The boundaries of the Presbyterian Church (USA)’s Mission and Tres Rios presbyteries border Mexico, and both have seen high volumes of women and children making their way into Texas.
Karen Stocks, Mission’s stated clerk, said there are some meetings taking place within the presbytery to determine exactly what can be done to assist. She said Catholic Relief Services has taken the lead in addressing the situation.
“Our folks are looking at ways to help by giving support through supplies and other resources,” Stocks said. “It’s important right now that we get the right things to the right people in the right place. These people need to be kept safe and cared for as best as they possibly can be. This is a humanitarian effort and helping in this way is a mandate of ours as a mission-minded presbytery. We need to step out on faith and do what we can to help those in need.”
Mission Presbytery sent out a letter that includes a list of items needed by a welcome center for those who have been processed at detention centers and cleared for travel to meet family members in other parts of the country. It also provides a list of organizations accepting donations of money and/or food.
Jose Luis Casal, general missioner for Tres Rios, said there is activity within the presbytery to assist those coming into the country, primarily by providing much-needed food and clothing.
“They are here, and they need to eat,” Casal said. “We believe what we are doing through our churches in this moment is providing for a human need that is very present. There is a humanitarian need that is affecting El Paso, and our churches are responding to that. We are helping a human group that is suffering and in a very desperate situation.”

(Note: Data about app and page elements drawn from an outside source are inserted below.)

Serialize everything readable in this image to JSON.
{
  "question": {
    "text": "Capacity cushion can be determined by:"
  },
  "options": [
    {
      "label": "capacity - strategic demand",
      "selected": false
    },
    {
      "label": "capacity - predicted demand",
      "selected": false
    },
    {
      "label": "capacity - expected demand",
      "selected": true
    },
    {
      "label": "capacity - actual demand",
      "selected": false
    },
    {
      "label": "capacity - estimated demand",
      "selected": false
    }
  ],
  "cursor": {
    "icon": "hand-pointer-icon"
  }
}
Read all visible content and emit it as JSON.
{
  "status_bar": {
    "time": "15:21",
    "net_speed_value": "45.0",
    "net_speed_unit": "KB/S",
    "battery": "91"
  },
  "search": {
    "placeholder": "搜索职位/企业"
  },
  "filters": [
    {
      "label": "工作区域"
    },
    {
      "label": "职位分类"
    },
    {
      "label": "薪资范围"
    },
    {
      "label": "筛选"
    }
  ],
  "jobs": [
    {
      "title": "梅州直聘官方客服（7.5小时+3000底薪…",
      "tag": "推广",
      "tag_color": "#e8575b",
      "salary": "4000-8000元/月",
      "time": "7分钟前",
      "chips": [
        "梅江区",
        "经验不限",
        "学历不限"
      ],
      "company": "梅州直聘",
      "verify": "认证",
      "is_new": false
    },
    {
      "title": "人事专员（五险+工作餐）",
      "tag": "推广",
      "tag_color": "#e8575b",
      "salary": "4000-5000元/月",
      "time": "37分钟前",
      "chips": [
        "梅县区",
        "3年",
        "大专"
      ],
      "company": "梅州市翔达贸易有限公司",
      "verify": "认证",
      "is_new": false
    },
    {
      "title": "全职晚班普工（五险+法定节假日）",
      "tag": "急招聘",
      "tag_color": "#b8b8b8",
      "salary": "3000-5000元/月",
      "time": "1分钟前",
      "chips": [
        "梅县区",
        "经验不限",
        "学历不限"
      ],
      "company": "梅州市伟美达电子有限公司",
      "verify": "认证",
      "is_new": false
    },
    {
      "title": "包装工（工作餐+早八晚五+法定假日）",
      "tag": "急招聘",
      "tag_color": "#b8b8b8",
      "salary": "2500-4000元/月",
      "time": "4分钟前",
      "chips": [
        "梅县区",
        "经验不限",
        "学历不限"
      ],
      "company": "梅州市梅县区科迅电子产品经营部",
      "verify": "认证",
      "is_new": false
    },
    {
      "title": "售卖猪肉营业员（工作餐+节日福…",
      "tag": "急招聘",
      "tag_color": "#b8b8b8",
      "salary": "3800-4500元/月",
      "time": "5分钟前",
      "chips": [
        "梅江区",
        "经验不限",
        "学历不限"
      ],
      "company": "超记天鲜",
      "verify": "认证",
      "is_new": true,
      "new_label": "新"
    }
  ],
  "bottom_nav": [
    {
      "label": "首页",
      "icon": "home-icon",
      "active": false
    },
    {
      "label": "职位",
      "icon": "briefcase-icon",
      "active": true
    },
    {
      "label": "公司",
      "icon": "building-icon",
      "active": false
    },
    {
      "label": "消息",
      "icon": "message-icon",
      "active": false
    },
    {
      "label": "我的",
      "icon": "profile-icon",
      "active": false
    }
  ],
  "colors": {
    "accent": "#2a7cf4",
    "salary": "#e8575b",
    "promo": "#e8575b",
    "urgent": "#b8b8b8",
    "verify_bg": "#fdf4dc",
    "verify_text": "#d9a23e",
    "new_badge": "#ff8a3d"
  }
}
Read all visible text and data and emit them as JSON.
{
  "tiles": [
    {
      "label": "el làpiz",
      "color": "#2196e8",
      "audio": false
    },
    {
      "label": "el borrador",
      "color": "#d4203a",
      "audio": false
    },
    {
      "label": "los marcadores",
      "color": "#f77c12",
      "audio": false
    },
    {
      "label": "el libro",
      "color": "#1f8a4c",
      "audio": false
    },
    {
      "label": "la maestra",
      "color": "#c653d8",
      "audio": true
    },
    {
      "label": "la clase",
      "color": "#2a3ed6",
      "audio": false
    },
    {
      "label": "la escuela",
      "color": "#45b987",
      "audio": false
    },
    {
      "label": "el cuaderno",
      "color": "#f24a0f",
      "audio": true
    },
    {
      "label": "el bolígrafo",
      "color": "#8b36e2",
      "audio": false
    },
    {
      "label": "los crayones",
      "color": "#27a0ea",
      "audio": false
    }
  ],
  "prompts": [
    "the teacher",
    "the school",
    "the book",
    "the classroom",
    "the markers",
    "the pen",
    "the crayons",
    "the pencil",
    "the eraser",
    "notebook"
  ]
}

Want to help?
Following are links to organizations in Texas committed to working with and for those coming into the United States who need assistance.